Protected species are marine animals and sea plants that are under protection – this could mean that they are either endangered, threatened, or fragile and require protection against activities, including spearfishing activities by humans. They include, but are not limited to, whales, sea turtles, dolphins, and manta rays.
Is spearfishing entirely illegal for protected species?
Spearfishing is not entirely illegal for protected species as long as it abides by the rules as set out by the authorities. Often, when a protected species is on a fisheries management plan or is threatened, authorities can close off the area to spearfishing or restrict fishing activities in that area to avoid further endangering the population.
What are the best practices for sustainable spearfishing?
The top practices include avoiding fishing activities near breeding grounds and areas of high species density, avoiding overfishing, educating others about spearfishing activities and reporting any illegal activities to the appropriate authorities.
Are there penalties for breaking the laws on spearfishing?
Yes. The appropriate authorities are tasked with enforcing laws and regulations on activities such as spearfishing. The penalties may vary, depending on the severity of the offense, but often include hefty fines, imprisonment, and revocation of the diver’s or fisherman’s license.
How do I report an illegal spearfishing activity?
If you witness an illegal activity while spearfishing, it is important to report to the relevant authorities immediately. The authorities will investigate and take appropriate measures to ensure that the offender gets punished.
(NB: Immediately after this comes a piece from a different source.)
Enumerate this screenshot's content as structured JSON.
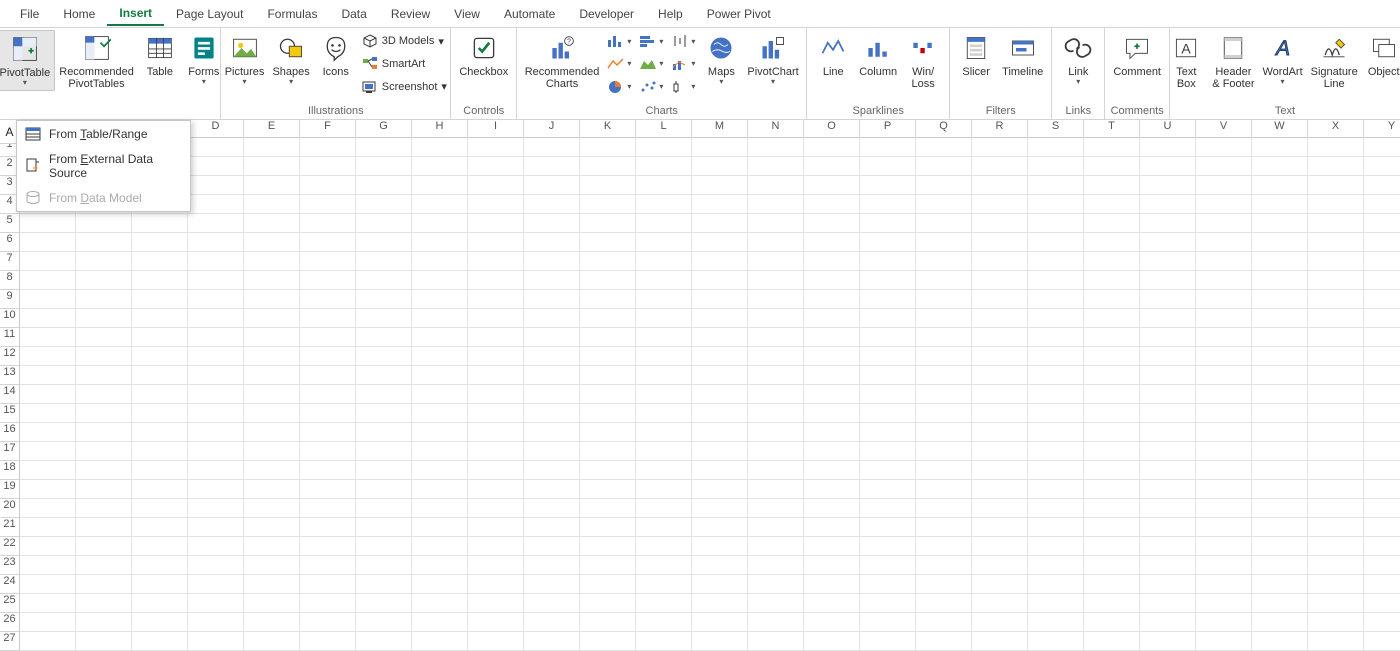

Alternatively, you can provide information on illegal activities anonymously.
Jump to Section
- 1 Key Takeaway:
- 2 Regulations and Laws
- 3 Protected Species
- 4 Best Practices for Spearfishing
- 5 Five Facts About Protected Species and Spearfishing:
- 6 FAQs about Protected Species And Spearfishing: Staying On The Right Side Of The Law
- 6.1 What is Protected Species and Spearfishing: Staying on the Right Side of the Law?
- 6.2 What are the protected species in spearfishing?
- 6.3 Is spearfishing entirely illegal for protected species?
- 6.4 What are the best practices for sustainable spearfishing?
- 6.5 Are there penalties for breaking the laws on spearfishing?
- 6.6 How do I report an illegal spearfishing activity?